FBI looks for U.S. source of anthrax
WHEN THE deadly anthrax attacks hit the headlines in October, U.S. officials didn't let a little thing like evidence get in the way of pointing the finger at Iraq. A month later, four people are dead, more than a dozen others are infected--and only now have authorities begun to admit that the attacks might well have come from "homegrown" terrorists.
Last week, federal officials reported that anthrax sent through the mail to Senate Majority Leader Tom Daschle and media outlets in New York and Florida was missing a coating of bentonite that UN weapons inspectors say was typical to Iraq's biological weapons program. Plus FBI attempts to link anthrax to the cars or apartments of the September 11 hijackers have turned up nothing.
The media leapt to the conclusion that the anthrax letters must have been written by a Muslim since they contain the phrase "Allah is great." But there are inconsistencies. For example, the date written at the top of the letters is "09-11-01"--an American way of writing dates.
In fact, the anthrax attacks have the signature of Nazi terrorism. In recent years, Nazi groups have mailed a rash of anthrax threats to abortion clinics. And the Nazis themselves say that they're thrilled with not only the anthrax threats but the September 11 attacks.
"The enemy of our enemy is, for now at least, our friend," Billy Roper of the white supremacist National Alliance wrote on the Internet. "Anyone who is willing to drive a plane into a building to kill Jews is alright by me."
But Washington isn't concerned about these facts. "Whether or not Saddam is implicated directly in the anthrax attacks or the horrors of September 11, he is, by any common definition, a terrorist who must be removed," Sen. Joe Lieberman (D-Conn.) wrote in the Wall Street Journal.
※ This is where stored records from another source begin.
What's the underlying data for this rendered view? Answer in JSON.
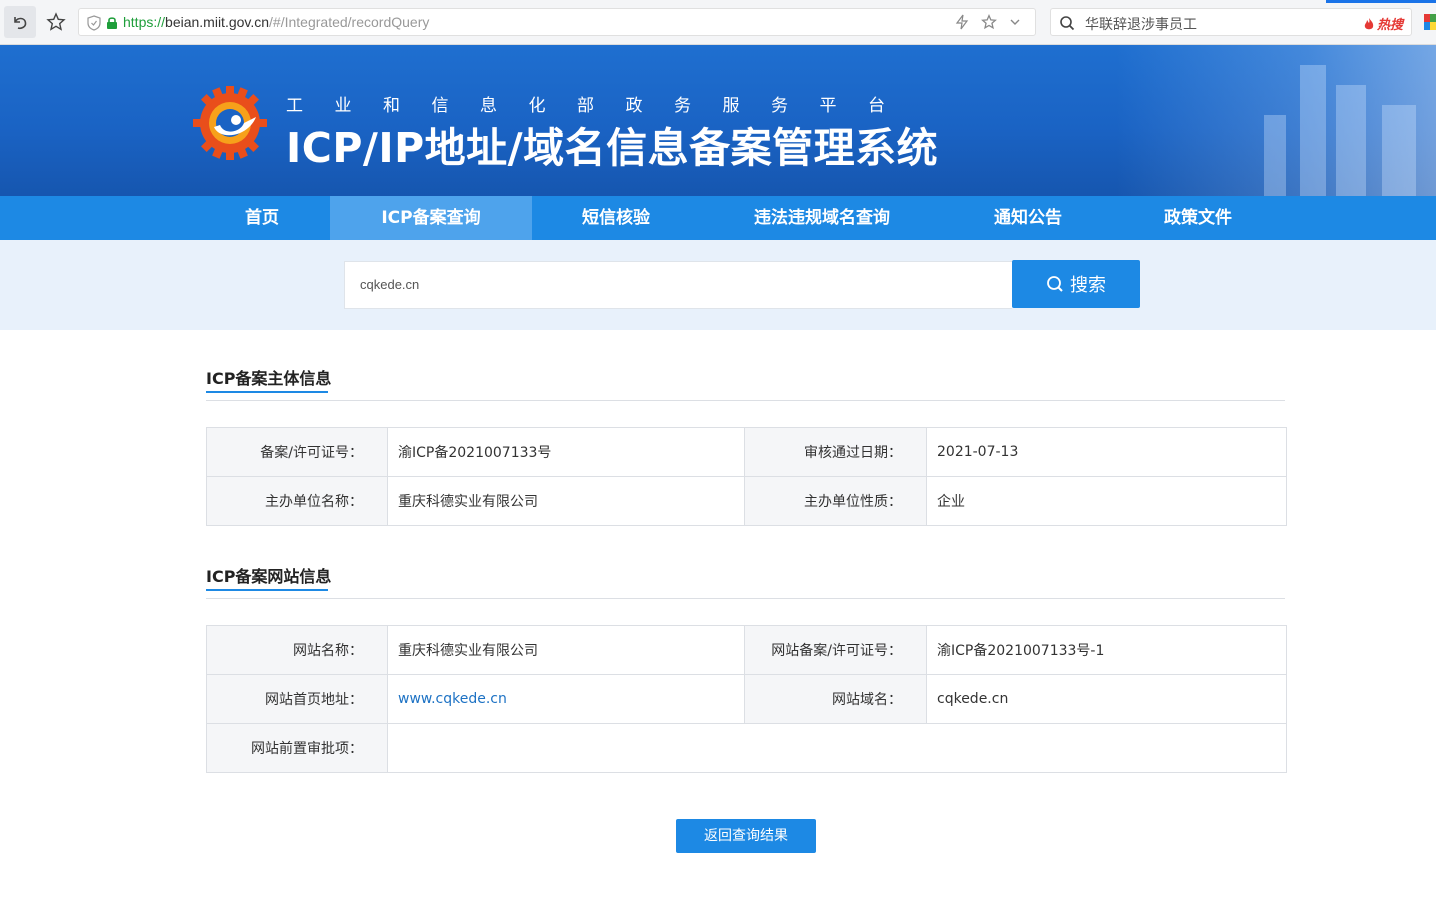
{
  "browser": {
    "url_protocol": "https://",
    "url_host": "beian.miit.gov.cn",
    "url_path": "/#/Integrated/recordQuery",
    "search_query": "华联辞退涉事员工",
    "hot_label": "热搜"
  },
  "header": {
    "subtitle": "工业和信息化部政务服务平台",
    "title": "ICP/IP地址/域名信息备案管理系统"
  },
  "nav": {
    "items": [
      {
        "label": "首页"
      },
      {
        "label": "ICP备案查询"
      },
      {
        "label": "短信核验"
      },
      {
        "label": "违法违规域名查询"
      },
      {
        "label": "通知公告"
      },
      {
        "label": "政策文件"
      }
    ],
    "active_index": 1
  },
  "search": {
    "value": "cqkede.cn",
    "button_label": "搜索"
  },
  "subject_section": {
    "title": "ICP备案主体信息",
    "rows": [
      [
        {
          "label": "备案/许可证号：",
          "value": "渝ICP备2021007133号"
        },
        {
          "label": "审核通过日期：",
          "value": "2021-07-13"
        }
      ],
      [
        {
          "label": "主办单位名称：",
          "value": "重庆科德实业有限公司"
        },
        {
          "label": "主办单位性质：",
          "value": "企业"
        }
      ]
    ]
  },
  "website_section": {
    "title": "ICP备案网站信息",
    "site_name_label": "网站名称：",
    "site_name": "重庆科德实业有限公司",
    "site_license_label": "网站备案/许可证号：",
    "site_license": "渝ICP备2021007133号-1",
    "homepage_label": "网站首页地址：",
    "homepage": "www.cqkede.cn",
    "domain_label": "网站域名：",
    "domain": "cqkede.cn",
    "preapproval_label": "网站前置审批项：",
    "preapproval": ""
  },
  "back_button": "返回查询结果",
  "colors": {
    "primary": "#1d89e4",
    "banner": "#1a63c4",
    "search_bg": "#e8f1fb",
    "link": "#1d72c4"
  }
}
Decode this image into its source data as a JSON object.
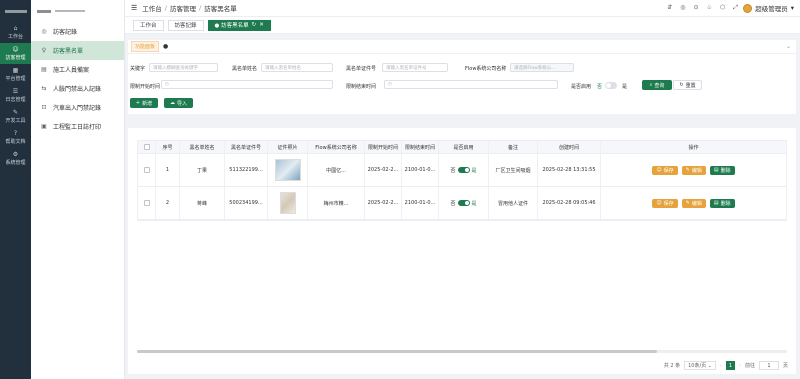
{
  "rail": [
    {
      "icon": "⌂",
      "label": "工作台"
    },
    {
      "icon": "☺",
      "label": "訪客管理"
    },
    {
      "icon": "▦",
      "label": "平台管理"
    },
    {
      "icon": "☰",
      "label": "日志管理"
    },
    {
      "icon": "✎",
      "label": "开发工具"
    },
    {
      "icon": "?",
      "label": "帮助文档"
    },
    {
      "icon": "⚙",
      "label": "系統管理"
    }
  ],
  "sidebar": [
    {
      "icon": "◎",
      "label": "訪客記錄"
    },
    {
      "icon": "♀",
      "label": "訪客黑名單"
    },
    {
      "icon": "▤",
      "label": "施工人員備案"
    },
    {
      "icon": "⇆",
      "label": "人臉門禁出入記錄"
    },
    {
      "icon": "⊡",
      "label": "汽車出入門禁記錄"
    },
    {
      "icon": "▣",
      "label": "工程監工日誌打印"
    }
  ],
  "breadcrumb": [
    "工作台",
    "訪客管理",
    "訪客黑名單"
  ],
  "header": {
    "icons": [
      "⇵",
      "◎",
      "⊙",
      "♧",
      "⬡",
      "⤢"
    ],
    "user": "超级管理员"
  },
  "tabs": [
    {
      "label": "工作台"
    },
    {
      "label": "訪客記錄"
    },
    {
      "label": "● 訪客黑名單"
    }
  ],
  "filter": {
    "badge": "功能面板",
    "keyword": {
      "label": "关键字",
      "placeholder": "请输入模糊查询关键字"
    },
    "name": {
      "label": "黑名单姓名",
      "placeholder": "请输入黑名单姓名"
    },
    "idno": {
      "label": "黑名单证件号",
      "placeholder": "请输入黑名单证件号"
    },
    "company": {
      "label": "Flow系统公司名称",
      "placeholder": "请选择Flow系统公..."
    },
    "start": {
      "label": "限制开始时间",
      "placeholder": ""
    },
    "end": {
      "label": "限制结束时间",
      "placeholder": ""
    },
    "enabled": {
      "label": "是否启用",
      "off": "否",
      "on": "是"
    },
    "search": "查询",
    "reset": "重置",
    "add": "新增",
    "import": "导入"
  },
  "table": {
    "headers": [
      "序号",
      "黑名单姓名",
      "黑名单证件号",
      "证件照片",
      "Flow系统公司名称",
      "限制开始时间",
      "限制结束时间",
      "是否启用",
      "备注",
      "创建时间",
      "操作"
    ],
    "rows": [
      {
        "no": "1",
        "name": "丁果",
        "idno": "511322199...",
        "company": "中國亿...",
        "start": "2025-02-2...",
        "end": "2100-01-0...",
        "off": "否",
        "on": "是",
        "remark": "厂区卫生间吸烟",
        "created": "2025-02-28 13:31:55"
      },
      {
        "no": "2",
        "name": "蒋峰",
        "idno": "500234199...",
        "company": "梅州市精...",
        "start": "2025-02-2...",
        "end": "2100-01-0...",
        "off": "否",
        "on": "是",
        "remark": "冒用他人证件",
        "created": "2025-02-28 09:05:46"
      }
    ],
    "actions": {
      "save": "保存",
      "edit": "编辑",
      "delete": "删除"
    }
  },
  "pager": {
    "total": "共 2 条",
    "size": "10条/页",
    "page": "1",
    "goto": "前往",
    "goto_value": "1",
    "unit": "页"
  }
}
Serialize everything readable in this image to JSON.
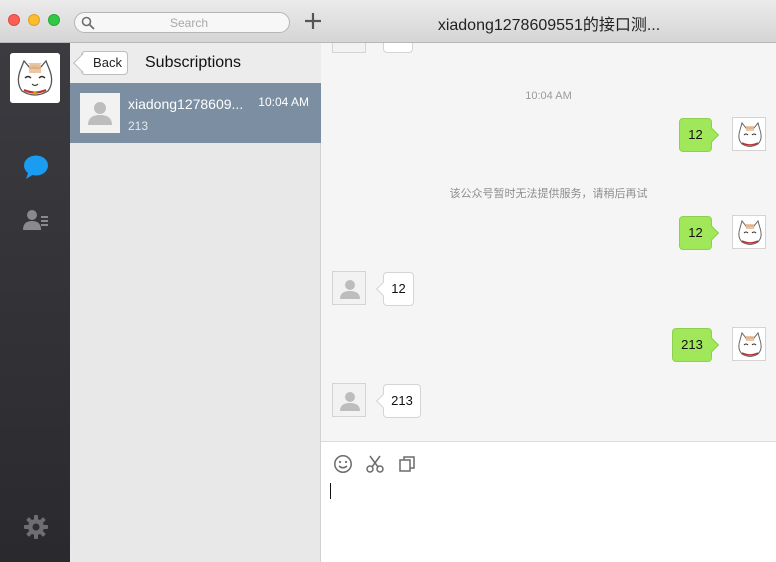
{
  "window": {
    "title": "xiadong1278609551的接口测..."
  },
  "search": {
    "placeholder": "Search"
  },
  "sidebar": {
    "nav": [
      {
        "name": "chats-icon"
      },
      {
        "name": "contacts-icon"
      },
      {
        "name": "settings-icon"
      }
    ]
  },
  "list": {
    "back_label": "Back",
    "title": "Subscriptions",
    "items": [
      {
        "name": "xiadong1278609...",
        "time": "10:04 AM",
        "preview": "213"
      }
    ]
  },
  "chat": {
    "timestamp": "10:04 AM",
    "system_note": "该公众号暂时无法提供服务，请稍后再试",
    "messages": [
      {
        "direction": "out",
        "text": "12"
      },
      {
        "direction": "out",
        "text": "12"
      },
      {
        "direction": "in",
        "text": "12"
      },
      {
        "direction": "out",
        "text": "213"
      },
      {
        "direction": "in",
        "text": "213"
      }
    ]
  },
  "composer": {
    "tools": [
      "emoji-icon",
      "scissors-icon",
      "copy-icon"
    ],
    "text": ""
  },
  "colors": {
    "outgoing_bubble": "#a0e75a",
    "selected_item": "#7b8ea2",
    "nav_bg": "#2f2f33"
  }
}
What Washington really cares about is whipping up hysteria to help them extend their war to Iraq.